Problem statement ▸
In the entries below, count the lines holding "meta". Reply with the number only.

:: Task data

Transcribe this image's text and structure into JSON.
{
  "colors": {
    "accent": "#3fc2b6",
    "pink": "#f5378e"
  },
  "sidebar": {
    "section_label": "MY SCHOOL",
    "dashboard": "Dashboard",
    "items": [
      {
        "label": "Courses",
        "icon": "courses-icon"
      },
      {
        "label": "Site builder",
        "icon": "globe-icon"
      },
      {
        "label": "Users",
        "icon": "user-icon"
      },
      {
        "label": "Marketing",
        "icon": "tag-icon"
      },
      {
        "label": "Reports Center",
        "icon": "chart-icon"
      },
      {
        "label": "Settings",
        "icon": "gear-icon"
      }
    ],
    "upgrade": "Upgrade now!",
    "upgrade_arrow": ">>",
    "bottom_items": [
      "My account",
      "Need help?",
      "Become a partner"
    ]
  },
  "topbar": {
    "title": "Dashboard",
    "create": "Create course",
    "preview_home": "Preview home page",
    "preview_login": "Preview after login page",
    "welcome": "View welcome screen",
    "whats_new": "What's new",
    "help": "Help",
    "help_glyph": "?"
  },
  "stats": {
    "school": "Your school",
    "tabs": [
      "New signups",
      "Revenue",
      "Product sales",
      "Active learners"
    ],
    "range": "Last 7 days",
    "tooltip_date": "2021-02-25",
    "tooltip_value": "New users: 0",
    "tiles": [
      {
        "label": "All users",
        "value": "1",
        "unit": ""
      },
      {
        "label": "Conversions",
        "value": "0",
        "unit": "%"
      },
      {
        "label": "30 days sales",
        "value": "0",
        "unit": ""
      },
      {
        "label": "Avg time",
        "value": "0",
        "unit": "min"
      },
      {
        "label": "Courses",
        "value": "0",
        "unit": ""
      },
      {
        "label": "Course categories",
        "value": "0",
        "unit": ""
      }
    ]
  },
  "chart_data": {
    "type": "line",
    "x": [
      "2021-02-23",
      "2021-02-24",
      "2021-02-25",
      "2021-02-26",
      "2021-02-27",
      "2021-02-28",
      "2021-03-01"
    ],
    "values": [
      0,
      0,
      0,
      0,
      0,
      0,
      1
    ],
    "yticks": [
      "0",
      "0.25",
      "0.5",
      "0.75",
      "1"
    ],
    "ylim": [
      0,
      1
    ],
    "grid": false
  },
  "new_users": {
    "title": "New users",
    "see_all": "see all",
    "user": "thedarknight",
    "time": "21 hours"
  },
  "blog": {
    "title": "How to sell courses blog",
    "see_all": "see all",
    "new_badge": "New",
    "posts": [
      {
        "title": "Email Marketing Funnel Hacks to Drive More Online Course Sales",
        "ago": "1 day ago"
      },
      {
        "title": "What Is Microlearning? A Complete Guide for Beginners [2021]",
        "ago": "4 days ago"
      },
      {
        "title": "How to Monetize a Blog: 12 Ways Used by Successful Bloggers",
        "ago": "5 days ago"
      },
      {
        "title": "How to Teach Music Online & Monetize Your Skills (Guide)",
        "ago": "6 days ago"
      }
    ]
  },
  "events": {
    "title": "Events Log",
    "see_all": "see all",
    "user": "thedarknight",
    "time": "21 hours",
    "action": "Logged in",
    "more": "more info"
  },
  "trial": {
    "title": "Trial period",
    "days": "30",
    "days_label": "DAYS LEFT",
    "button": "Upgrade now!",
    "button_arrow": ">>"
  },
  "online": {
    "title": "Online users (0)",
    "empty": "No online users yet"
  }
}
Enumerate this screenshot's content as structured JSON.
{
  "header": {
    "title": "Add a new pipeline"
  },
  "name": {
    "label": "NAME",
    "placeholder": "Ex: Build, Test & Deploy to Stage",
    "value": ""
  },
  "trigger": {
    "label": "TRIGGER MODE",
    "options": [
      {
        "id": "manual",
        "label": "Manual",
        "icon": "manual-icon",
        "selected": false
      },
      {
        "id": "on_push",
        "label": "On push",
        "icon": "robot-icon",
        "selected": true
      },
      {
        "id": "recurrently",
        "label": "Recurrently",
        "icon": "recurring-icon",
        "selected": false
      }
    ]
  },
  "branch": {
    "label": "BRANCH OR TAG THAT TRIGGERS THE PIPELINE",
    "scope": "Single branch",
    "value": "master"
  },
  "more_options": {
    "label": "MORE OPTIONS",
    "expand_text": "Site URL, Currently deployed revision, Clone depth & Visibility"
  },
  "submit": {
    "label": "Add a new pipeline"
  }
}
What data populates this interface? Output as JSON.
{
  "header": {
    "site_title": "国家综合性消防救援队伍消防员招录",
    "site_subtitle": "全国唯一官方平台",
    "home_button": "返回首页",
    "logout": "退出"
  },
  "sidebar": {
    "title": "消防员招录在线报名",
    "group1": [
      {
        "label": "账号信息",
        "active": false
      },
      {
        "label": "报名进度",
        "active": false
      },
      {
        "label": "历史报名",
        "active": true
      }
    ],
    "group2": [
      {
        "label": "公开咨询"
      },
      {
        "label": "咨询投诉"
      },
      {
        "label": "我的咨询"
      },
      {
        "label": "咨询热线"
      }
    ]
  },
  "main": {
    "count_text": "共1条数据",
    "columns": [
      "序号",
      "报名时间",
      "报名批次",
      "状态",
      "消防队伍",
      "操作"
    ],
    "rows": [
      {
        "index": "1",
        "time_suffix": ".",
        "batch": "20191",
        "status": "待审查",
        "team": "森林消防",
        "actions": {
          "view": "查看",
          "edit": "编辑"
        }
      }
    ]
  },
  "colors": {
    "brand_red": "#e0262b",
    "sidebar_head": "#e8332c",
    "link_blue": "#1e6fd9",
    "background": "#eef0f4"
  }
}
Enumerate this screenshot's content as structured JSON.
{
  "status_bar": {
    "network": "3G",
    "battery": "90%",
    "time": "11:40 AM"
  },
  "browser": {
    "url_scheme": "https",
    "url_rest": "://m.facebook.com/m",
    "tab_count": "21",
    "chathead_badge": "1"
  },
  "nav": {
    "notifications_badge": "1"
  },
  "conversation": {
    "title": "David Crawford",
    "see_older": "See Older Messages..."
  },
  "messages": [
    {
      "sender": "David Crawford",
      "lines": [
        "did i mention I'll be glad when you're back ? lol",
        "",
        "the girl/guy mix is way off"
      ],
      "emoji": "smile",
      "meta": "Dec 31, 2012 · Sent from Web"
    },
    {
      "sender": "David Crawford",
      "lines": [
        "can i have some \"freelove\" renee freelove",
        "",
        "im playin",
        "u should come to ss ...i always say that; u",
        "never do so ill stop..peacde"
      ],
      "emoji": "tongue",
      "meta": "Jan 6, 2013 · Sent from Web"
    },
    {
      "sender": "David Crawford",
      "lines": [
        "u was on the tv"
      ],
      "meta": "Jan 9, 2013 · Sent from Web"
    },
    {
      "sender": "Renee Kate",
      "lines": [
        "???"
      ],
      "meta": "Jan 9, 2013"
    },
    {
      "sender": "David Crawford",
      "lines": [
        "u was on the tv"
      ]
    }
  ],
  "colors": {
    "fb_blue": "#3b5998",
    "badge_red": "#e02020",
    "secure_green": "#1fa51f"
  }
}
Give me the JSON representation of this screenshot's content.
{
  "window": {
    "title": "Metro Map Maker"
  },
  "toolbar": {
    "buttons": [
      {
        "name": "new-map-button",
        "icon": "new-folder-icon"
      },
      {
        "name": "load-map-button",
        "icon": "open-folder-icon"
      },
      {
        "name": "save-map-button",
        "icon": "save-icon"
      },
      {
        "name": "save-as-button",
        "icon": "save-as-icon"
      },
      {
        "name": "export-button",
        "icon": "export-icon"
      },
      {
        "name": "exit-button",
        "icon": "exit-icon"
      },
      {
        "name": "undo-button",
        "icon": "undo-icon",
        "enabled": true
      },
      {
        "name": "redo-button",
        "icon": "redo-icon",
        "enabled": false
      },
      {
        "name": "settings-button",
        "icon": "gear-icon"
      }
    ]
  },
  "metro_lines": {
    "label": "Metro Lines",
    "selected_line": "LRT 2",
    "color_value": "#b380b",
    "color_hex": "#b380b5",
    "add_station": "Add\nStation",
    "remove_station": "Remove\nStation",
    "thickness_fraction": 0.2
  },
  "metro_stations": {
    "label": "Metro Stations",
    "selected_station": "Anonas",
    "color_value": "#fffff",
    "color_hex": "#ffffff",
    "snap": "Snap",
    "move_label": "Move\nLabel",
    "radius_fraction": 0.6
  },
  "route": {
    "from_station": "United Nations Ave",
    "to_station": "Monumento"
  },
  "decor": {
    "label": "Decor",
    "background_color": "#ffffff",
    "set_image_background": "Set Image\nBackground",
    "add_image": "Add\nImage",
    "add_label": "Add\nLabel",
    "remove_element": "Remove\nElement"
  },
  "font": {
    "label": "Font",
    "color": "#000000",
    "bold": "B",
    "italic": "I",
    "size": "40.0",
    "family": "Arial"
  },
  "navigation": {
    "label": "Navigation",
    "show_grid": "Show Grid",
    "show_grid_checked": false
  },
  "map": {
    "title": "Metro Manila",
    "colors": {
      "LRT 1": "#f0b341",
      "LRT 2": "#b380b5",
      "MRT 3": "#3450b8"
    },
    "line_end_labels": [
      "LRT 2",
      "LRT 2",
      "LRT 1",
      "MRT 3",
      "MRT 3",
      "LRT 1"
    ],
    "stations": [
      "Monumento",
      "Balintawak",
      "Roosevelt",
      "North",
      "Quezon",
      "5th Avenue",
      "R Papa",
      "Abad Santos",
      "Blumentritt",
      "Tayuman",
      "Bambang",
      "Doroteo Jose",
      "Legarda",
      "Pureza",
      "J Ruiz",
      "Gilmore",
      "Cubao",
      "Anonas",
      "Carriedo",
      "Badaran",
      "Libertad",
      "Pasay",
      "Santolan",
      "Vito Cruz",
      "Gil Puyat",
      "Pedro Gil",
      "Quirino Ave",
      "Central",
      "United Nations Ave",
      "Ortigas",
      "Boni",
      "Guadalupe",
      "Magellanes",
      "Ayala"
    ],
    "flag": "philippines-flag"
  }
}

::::

Solution for this problem ▸
4